= Task instructions =
The records below are to be copied word for word, with every picture left out.

━━ Source records

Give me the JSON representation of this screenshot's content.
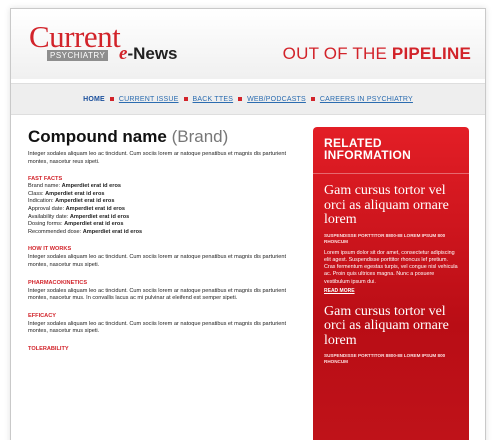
{
  "header": {
    "logo_main": "Current",
    "logo_sub": "PSYCHIATRY",
    "logo_e": "e",
    "logo_news": "-News",
    "tagline_prefix": "OUT OF THE ",
    "tagline_bold": "PIPELINE"
  },
  "nav": {
    "items": [
      "HOME",
      "CURRENT ISSUE",
      "BACK TTES",
      "WEB/PODCASTS",
      "CAREERS IN PSYCHIATRY"
    ]
  },
  "main": {
    "title": "Compound name",
    "brand": "(Brand)",
    "intro": "Integer sodales aliquam leo ac tincidunt. Cum sociis lorem ar natoque penatibus et magnis dis parturient montes, nascetur reus sipeti.",
    "fast_facts": {
      "heading": "FAST FACTS",
      "rows": [
        {
          "label": "Brand name: ",
          "value": "Amperdiet erat id eros"
        },
        {
          "label": "Class: ",
          "value": "Amperdiet erat id eros"
        },
        {
          "label": "Indication: ",
          "value": "Amperdiet erat id eros"
        },
        {
          "label": "Approval date: ",
          "value": "Amperdiet erat id eros"
        },
        {
          "label": "Availability date: ",
          "value": "Amperdiet erat id eros"
        },
        {
          "label": "Dosing forms: ",
          "value": "Amperdiet erat id eros"
        },
        {
          "label": "Recommended dose: ",
          "value": "Amperdiet erat id eros"
        }
      ]
    },
    "how_it_works": {
      "heading": "HOW IT WORKS",
      "text": "Integer sodales aliquam leo ac tincidunt. Cum sociis lorem ar natoque penatibus et magnis dis parturient montes, nascetur mus sipeti."
    },
    "pharmacokinetics": {
      "heading": "PHARMACOKINETICS",
      "text": "Integer sodales aliquam leo ac tincidunt. Cum sociis lorem ar natoque penatibus et magnis dis parturient montes, nascetur mus. In convallis lacus ac mi pulvinar at eleifend est semper sipeti."
    },
    "efficacy": {
      "heading": "EFFICACY",
      "text": "Integer sodales aliquam leo ac tincidunt. Cum sociis lorem ar natoque penatibus et magnis dis parturient montes, nascetur mus sipeti."
    },
    "tolerability": {
      "heading": "TOLERABILITY"
    }
  },
  "sidebar": {
    "title_line1": "RELATED",
    "title_line2": "INFORMATION",
    "item1": {
      "headline": "Gam cursus tortor vel orci as aliquam ornare lorem",
      "sub": "SUSPENDISSE PORTTITOR 8800-88 LOREM IPSUM 800 RHONCUM",
      "body": "Lorem ipsum dolor sit dor amet, consectetur adipiscing elit agest. Suspendisse porttitor rhoncus lef pretium. Cras fermentum egestas turpis, vel congue nisl vehicula ac. Proin quis ultrices magna. Nunc a posuere vestibulum ipsum dui.",
      "more": "READ MORE"
    },
    "item2": {
      "headline": "Gam cursus tortor vel orci as aliquam ornare lorem",
      "sub": "SUSPENDISSE PORTTITOR 8800-88 LOREM IPSUM 800 RHONCUM"
    }
  },
  "colors": {
    "accent": "#d2232a",
    "sidebar": "#c8141c",
    "link": "#2b6cb0"
  }
}
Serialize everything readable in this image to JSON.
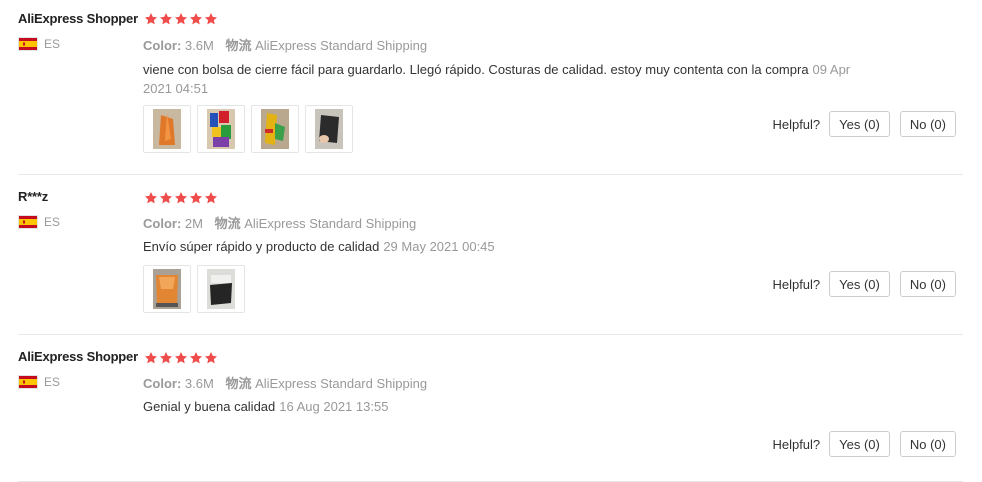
{
  "helpful_label": "Helpful?",
  "colors": {
    "star": "#f14c4c",
    "meta": "#999999",
    "text": "#333333",
    "divider": "#e8e8e8"
  },
  "reviews": [
    {
      "user": "AliExpress Shopper",
      "country_code": "ES",
      "rating": 5,
      "color_label": "Color:",
      "color_value": "3.6M",
      "shipping_label": "物流",
      "shipping_value": "AliExpress Standard Shipping",
      "text": "viene con bolsa de cierre fácil para guardarlo. Llegó rápido. Costuras de calidad. estoy muy contenta con la compra",
      "date": "09 Apr 2021 04:51",
      "photos": [
        "photo-1",
        "photo-2",
        "photo-3",
        "photo-4"
      ],
      "yes": "Yes (0)",
      "no": "No (0)"
    },
    {
      "user": "R***z",
      "country_code": "ES",
      "rating": 5,
      "color_label": "Color:",
      "color_value": "2M",
      "shipping_label": "物流",
      "shipping_value": "AliExpress Standard Shipping",
      "text": "Envío súper rápido y producto de calidad",
      "date": "29 May 2021 00:45",
      "photos": [
        "photo-1",
        "photo-2"
      ],
      "yes": "Yes (0)",
      "no": "No (0)"
    },
    {
      "user": "AliExpress Shopper",
      "country_code": "ES",
      "rating": 5,
      "color_label": "Color:",
      "color_value": "3.6M",
      "shipping_label": "物流",
      "shipping_value": "AliExpress Standard Shipping",
      "text": "Genial y buena calidad",
      "date": "16 Aug 2021 13:55",
      "photos": [],
      "yes": "Yes (0)",
      "no": "No (0)"
    }
  ]
}
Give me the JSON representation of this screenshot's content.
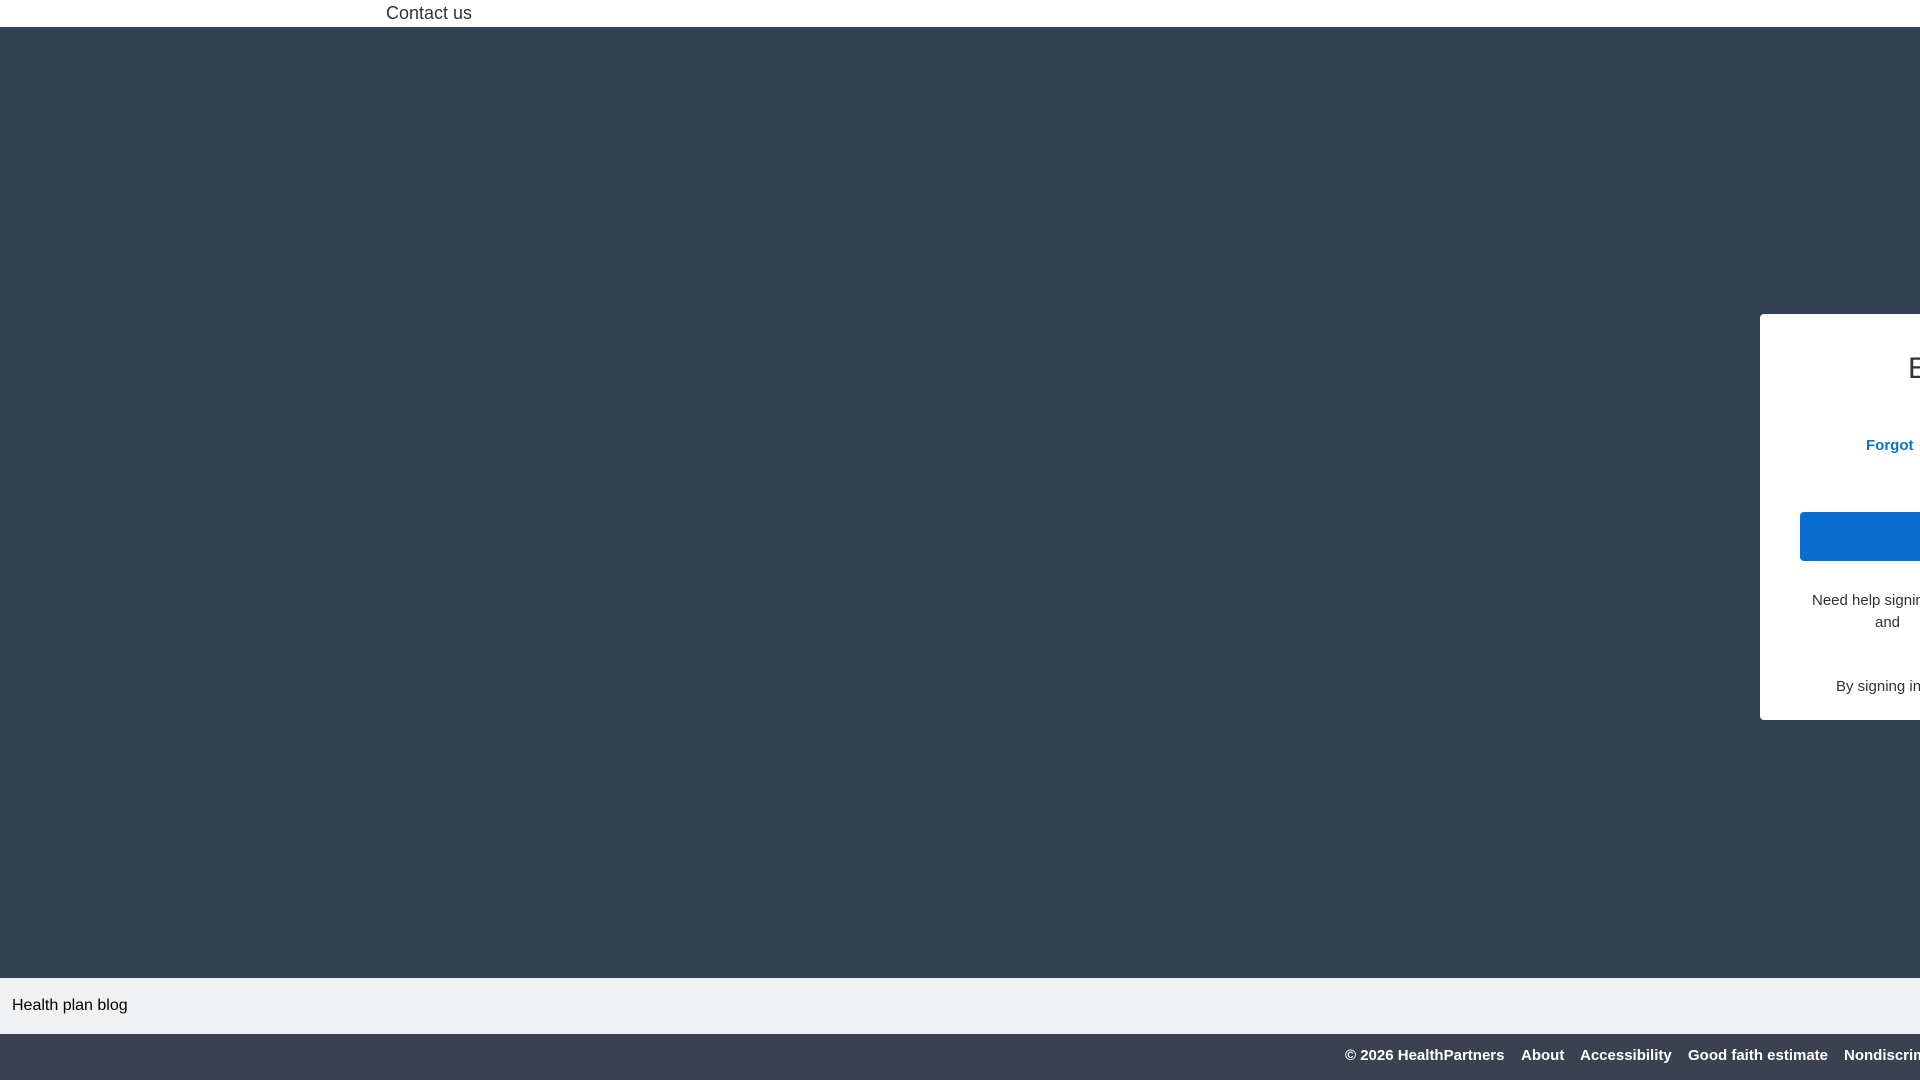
{
  "top_bar": {
    "contact_label": "Contact us"
  },
  "signin_card": {
    "heading": "E",
    "forgot_link": "Forgot",
    "help_line_1": "Need help signin",
    "help_line_2": "and",
    "terms": "By signing in"
  },
  "blog_bar": {
    "label": "Health plan blog"
  },
  "footer": {
    "copyright": "© 2026 HealthPartners",
    "links": [
      "About",
      "Accessibility",
      "Good faith estimate",
      "Nondiscrim"
    ]
  },
  "colors": {
    "hero_background": "#324054",
    "primary_button": "#0a6ed1",
    "link_blue": "#0b72c8",
    "footer_background": "#3b4150",
    "blog_bar_background": "#f0f1f2"
  }
}
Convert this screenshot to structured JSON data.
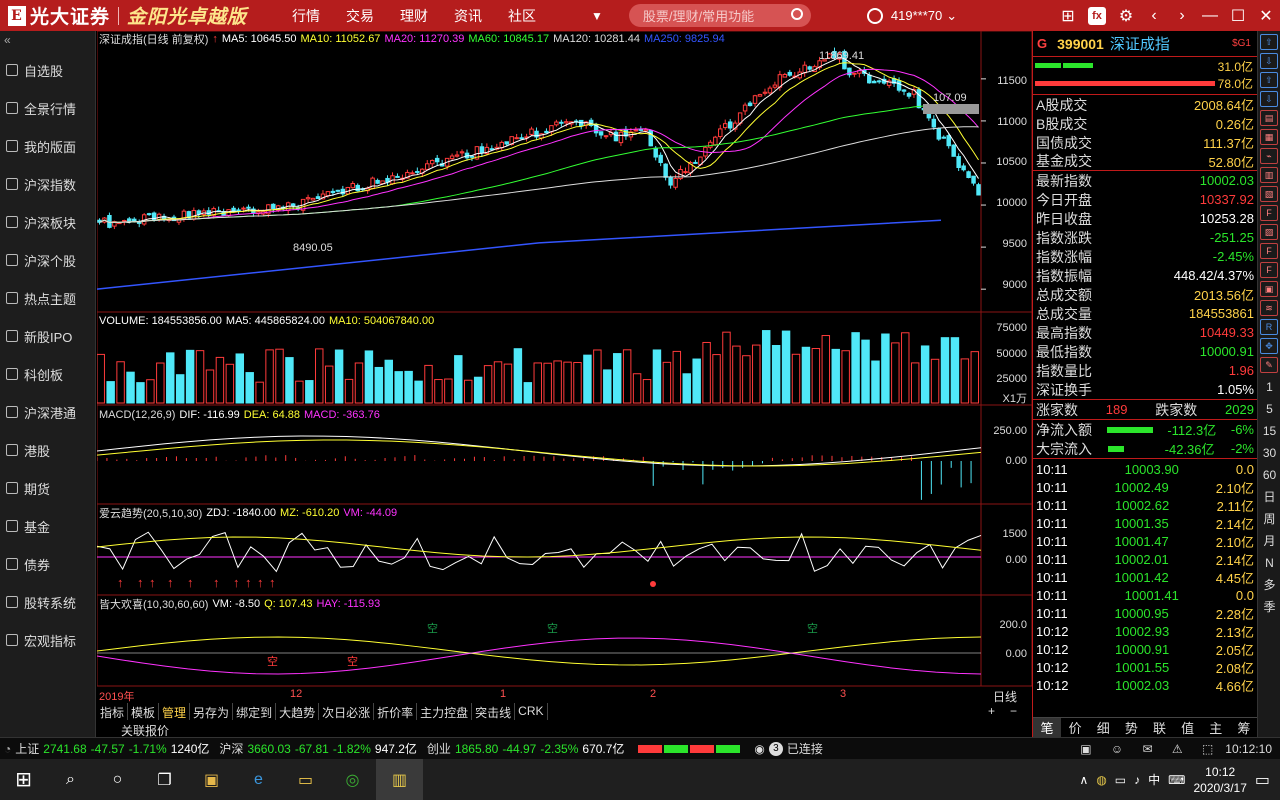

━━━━

= Answer to the problem =
Give me the JSON representation of this screenshot's content.
{
  "header": {
    "logo_main": "Current",
    "logo_sub": "PSYCHIATRY",
    "logo_e": "e",
    "logo_news": "-News",
    "tagline_prefix": "OUT OF THE ",
    "tagline_bold": "PIPELINE"
  },
  "nav": {
    "items": [
      "HOME",
      "CURRENT ISSUE",
      "BACK TTES",
      "WEB/PODCASTS",
      "CAREERS IN PSYCHIATRY"
    ]
  },
  "main": {
    "title": "Compound name",
    "brand": "(Brand)",
    "intro": "Integer sodales aliquam leo ac tincidunt. Cum sociis lorem ar natoque penatibus et magnis dis parturient montes, nascetur reus sipeti.",
    "fast_facts": {
      "heading": "FAST FACTS",
      "rows": [
        {
          "label": "Brand name: ",
          "value": "Amperdiet erat id eros"
        },
        {
          "label": "Class: ",
          "value": "Amperdiet erat id eros"
        },
        {
          "label": "Indication: ",
          "value": "Amperdiet erat id eros"
        },
        {
          "label": "Approval date: ",
          "value": "Amperdiet erat id eros"
        },
        {
          "label": "Availability date: ",
          "value": "Amperdiet erat id eros"
        },
        {
          "label": "Dosing forms: ",
          "value": "Amperdiet erat id eros"
        },
        {
          "label": "Recommended dose: ",
          "value": "Amperdiet erat id eros"
        }
      ]
    },
    "how_it_works": {
      "heading": "HOW IT WORKS",
      "text": "Integer sodales aliquam leo ac tincidunt. Cum sociis lorem ar natoque penatibus et magnis dis parturient montes, nascetur mus sipeti."
    },
    "pharmacokinetics": {
      "heading": "PHARMACOKINETICS",
      "text": "Integer sodales aliquam leo ac tincidunt. Cum sociis lorem ar natoque penatibus et magnis dis parturient montes, nascetur mus. In convallis lacus ac mi pulvinar at eleifend est semper sipeti."
    },
    "efficacy": {
      "heading": "EFFICACY",
      "text": "Integer sodales aliquam leo ac tincidunt. Cum sociis lorem ar natoque penatibus et magnis dis parturient montes, nascetur mus sipeti."
    },
    "tolerability": {
      "heading": "TOLERABILITY"
    }
  },
  "sidebar": {
    "title_line1": "RELATED",
    "title_line2": "INFORMATION",
    "item1": {
      "headline": "Gam cursus tortor vel orci as aliquam ornare lorem",
      "sub": "SUSPENDISSE PORTTITOR 8800-88 LOREM IPSUM 800 RHONCUM",
      "body": "Lorem ipsum dolor sit dor amet, consectetur adipiscing elit agest. Suspendisse porttitor rhoncus lef pretium. Cras fermentum egestas turpis, vel congue nisl vehicula ac. Proin quis ultrices magna. Nunc a posuere vestibulum ipsum dui.",
      "more": "READ MORE"
    },
    "item2": {
      "headline": "Gam cursus tortor vel orci as aliquam ornare lorem",
      "sub": "SUSPENDISSE PORTTITOR 8800-88 LOREM IPSUM 800 RHONCUM"
    }
  },
  "colors": {
    "accent": "#d2232a",
    "sidebar": "#c8141c",
    "link": "#2b6cb0"
  }
}
Serialize everything readable in this image to JSON.
{
  "helpful_label": "Helpful?",
  "colors": {
    "star": "#f14c4c",
    "meta": "#999999",
    "text": "#333333",
    "divider": "#e8e8e8"
  },
  "reviews": [
    {
      "user": "AliExpress Shopper",
      "country_code": "ES",
      "rating": 5,
      "color_label": "Color:",
      "color_value": "3.6M",
      "shipping_label": "物流",
      "shipping_value": "AliExpress Standard Shipping",
      "text": "viene con bolsa de cierre fácil para guardarlo. Llegó rápido. Costuras de calidad. estoy muy contenta con la compra",
      "date": "09 Apr 2021 04:51",
      "photos": [
        "photo-1",
        "photo-2",
        "photo-3",
        "photo-4"
      ],
      "yes": "Yes (0)",
      "no": "No (0)"
    },
    {
      "user": "R***z",
      "country_code": "ES",
      "rating": 5,
      "color_label": "Color:",
      "color_value": "2M",
      "shipping_label": "物流",
      "shipping_value": "AliExpress Standard Shipping",
      "text": "Envío súper rápido y producto de calidad",
      "date": "29 May 2021 00:45",
      "photos": [
        "photo-1",
        "photo-2"
      ],
      "yes": "Yes (0)",
      "no": "No (0)"
    },
    {
      "user": "AliExpress Shopper",
      "country_code": "ES",
      "rating": 5,
      "color_label": "Color:",
      "color_value": "3.6M",
      "shipping_label": "物流",
      "shipping_value": "AliExpress Standard Shipping",
      "text": "Genial y buena calidad",
      "date": "16 Aug 2021 13:55",
      "photos": [],
      "yes": "Yes (0)",
      "no": "No (0)"
    }
  ]
}
Give me the JSON representation of this screenshot's content.
{
  "top_bar": {
    "contact_label": "Contact us"
  },
  "signin_card": {
    "heading": "E",
    "forgot_link": "Forgot",
    "help_line_1": "Need help signin",
    "help_line_2": "and",
    "terms": "By signing in"
  },
  "blog_bar": {
    "label": "Health plan blog"
  },
  "footer": {
    "copyright": "© 2026 HealthPartners",
    "links": [
      "About",
      "Accessibility",
      "Good faith estimate",
      "Nondiscrim"
    ]
  },
  "colors": {
    "hero_background": "#324054",
    "primary_button": "#0a6ed1",
    "link_blue": "#0b72c8",
    "footer_background": "#3b4150",
    "blog_bar_background": "#f0f1f2"
  }
}
Convert this screenshot to structured JSON data.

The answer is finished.